Facial plast Surg 2005; 21(3): 163-164
DOI: 10.1055/s-2005-922853
PREFACE

Copyright © 2005 by Thieme Medical Publishers, Inc., 333 Seventh Avenue, New York, NY 10001 USA.

Current Concepts in the Management of Facial Trauma

Phillip R. Langsdon1 , 2  Guest Editor 
  • 1Division of Facial Plastic Surgery, The University of Tennessee, Department of Otolaryngology-Head and Neck Surgery, Memphis, Tennessee
  • 2The Langsdon Clinic, Germantown, Tennessee
Further Information

Publication History

Publication Date:
23 November 2005 (online)

The risk of injury to the human psyche is no greater than when one suffers from facial trauma. Restoration of form and function is paramount.

The two great world wars of the last century initiated the greatest advances in facial trauma repair in the history of human existence. Then, the accelerating advances in mechanization and transportation ushered in an era of a high incidence of noncombat facial injuries.

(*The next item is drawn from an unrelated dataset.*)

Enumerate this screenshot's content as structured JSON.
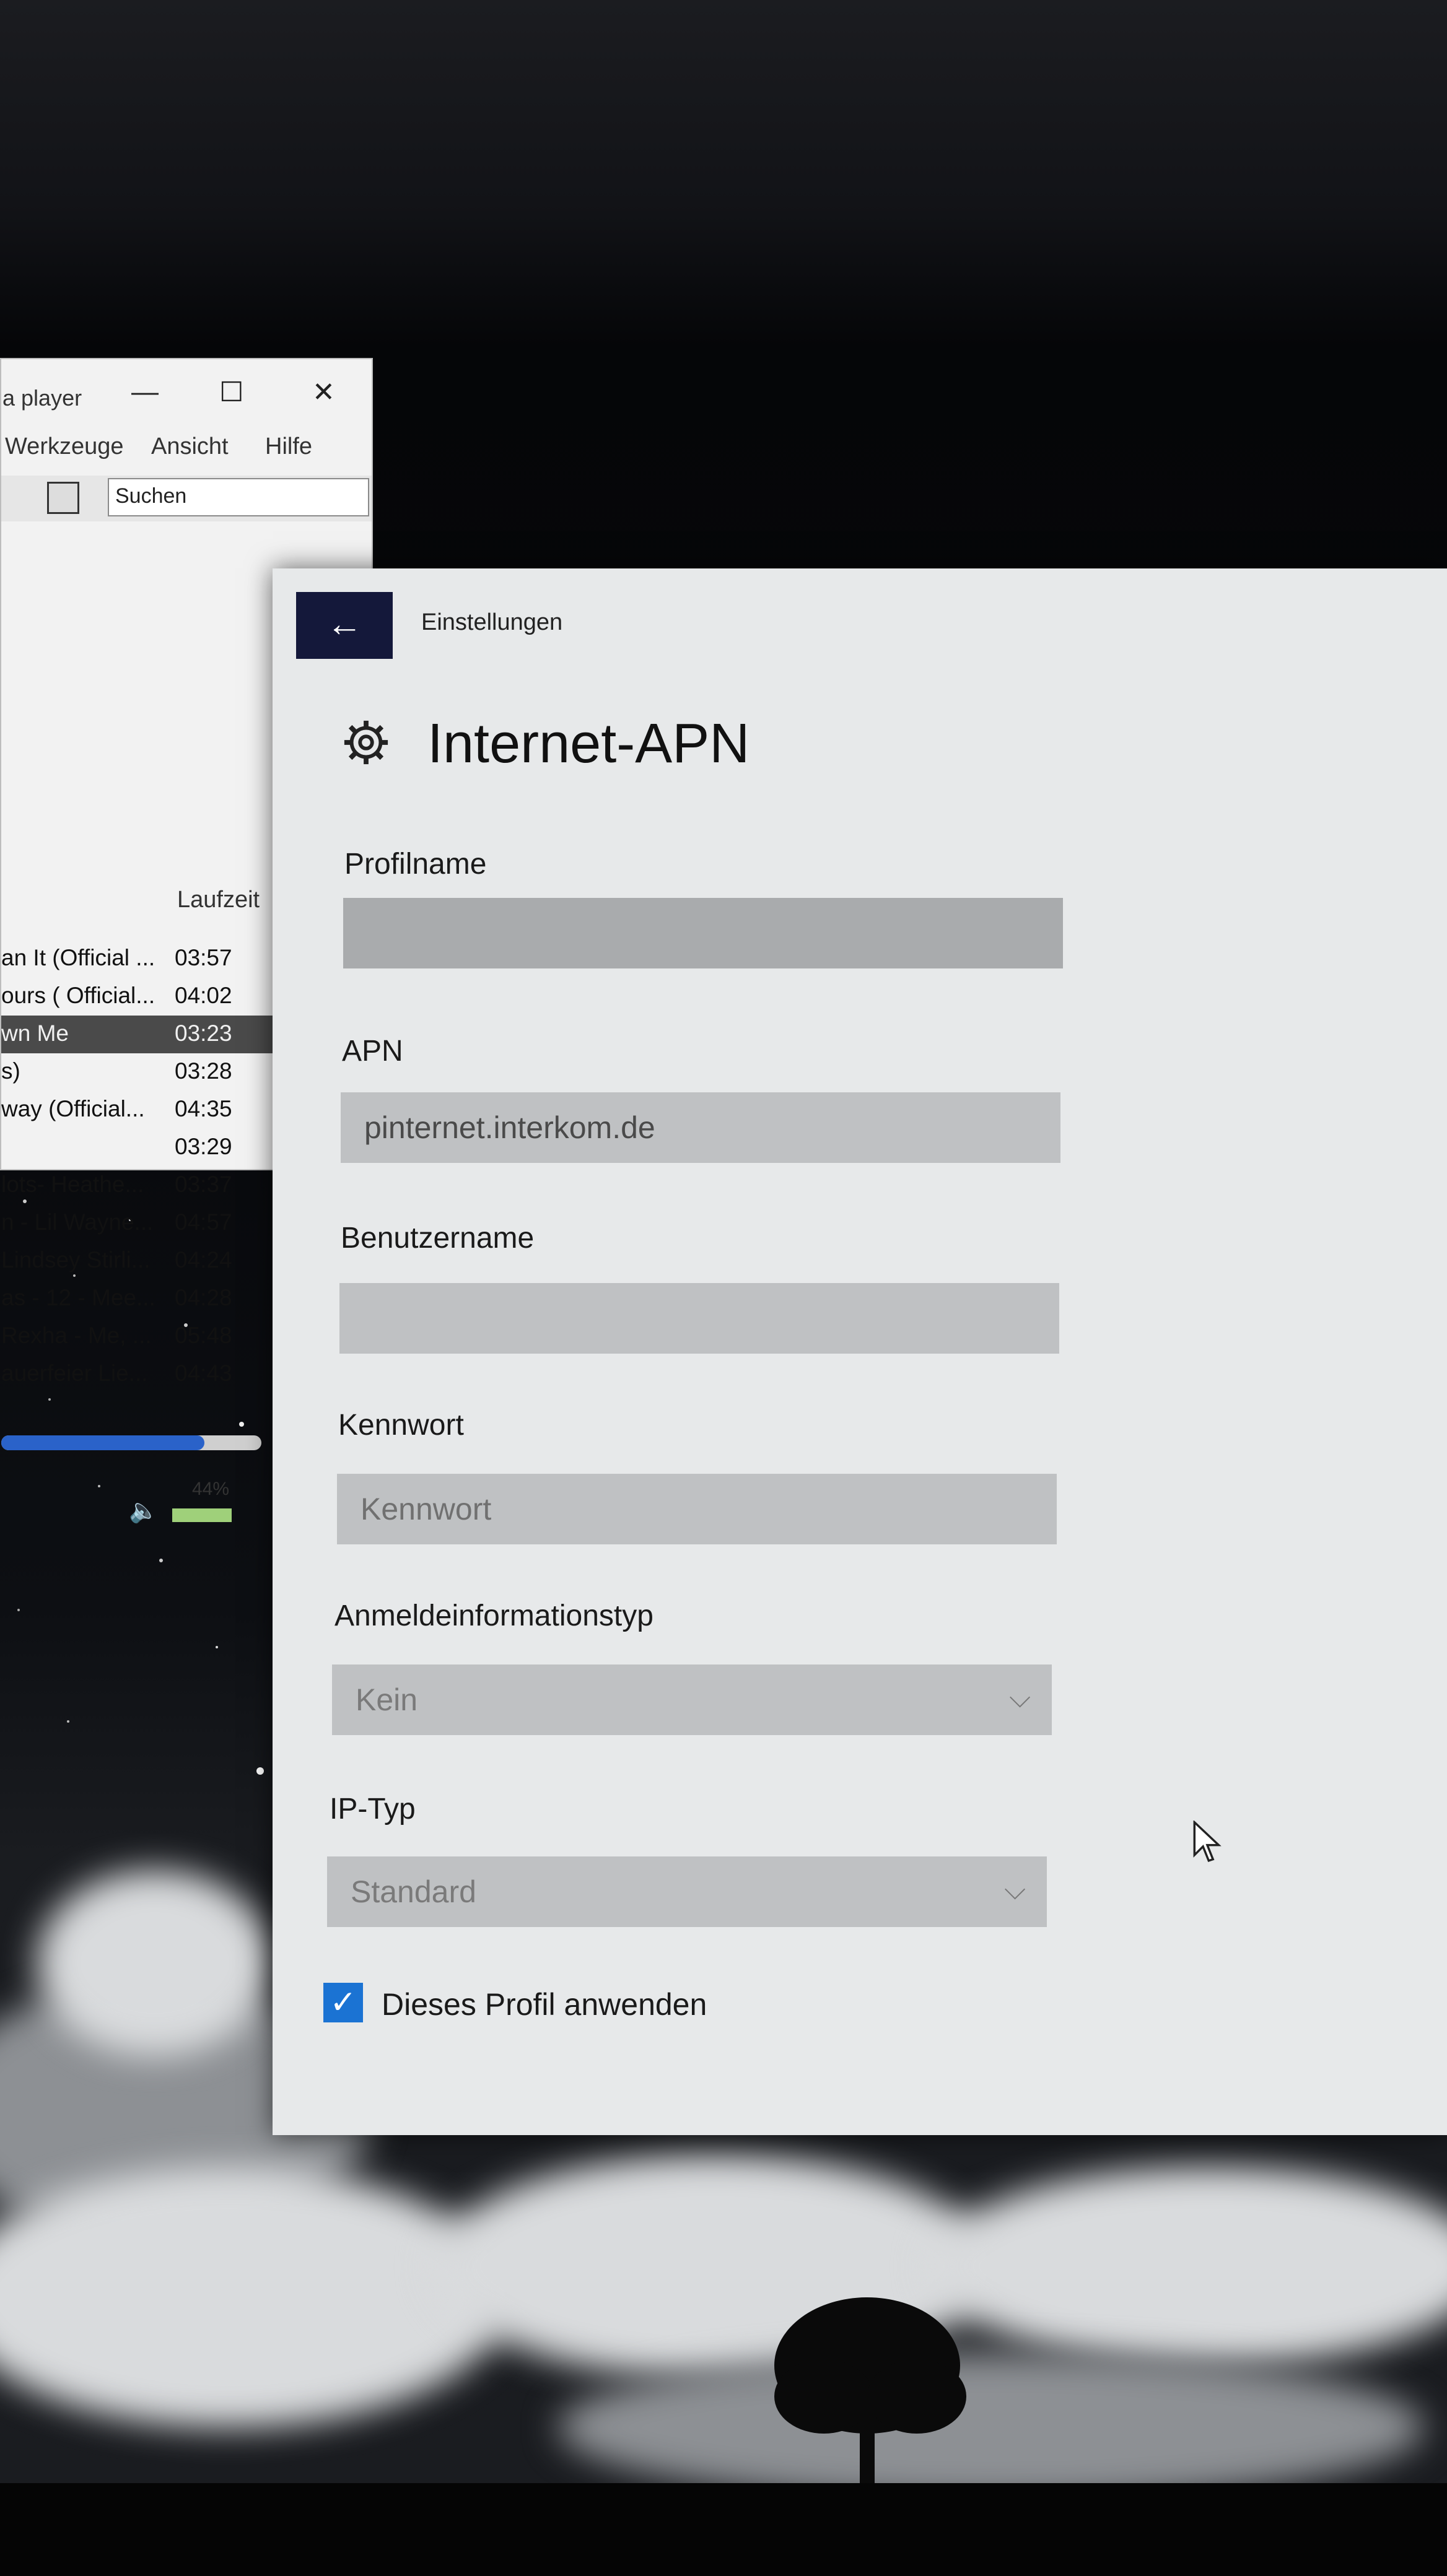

In the 1940s, Dr. William Milton Adams, from Memphis, Tennessee, popularized open reduction and internal wire fixation of facial fractures. This proved to be a significant advance over the use of bandages, splints, head-caps, and complex external devices. Physicians had never before been able to more closely restore facial structure. Wire fixation remained the standard of care until the mid-1980s, when metal fixation plates became widely available. As a result, repair has become even more accurate. Of course, while extremely comminuted fractures and tissue loss remain a challenge, concomitant injuries and overall health continue to confront the restorative surgeon.

In this issue of Facial Plastic Surgery, we not only look at surgical approaches designed to minimize the use of external incisions to repair skeletal injuries but also review the use of miniplate fixation techniques as well as the repair of specific fractures.

Because no facial trauma care center is limited to the treatment of simple bony fractures, we also discuss the management of facial gunshot wounds and associated injuries, such as laryngotracheal separation and skull base fractures.

Facial injuries, especially complex deformities, continue to challenge us. It is my hope that we will all benefit from the information obtained from the experiences that come through the contributors to this issue.

Phillip R. Langsdon, M.D., F.A.C.S.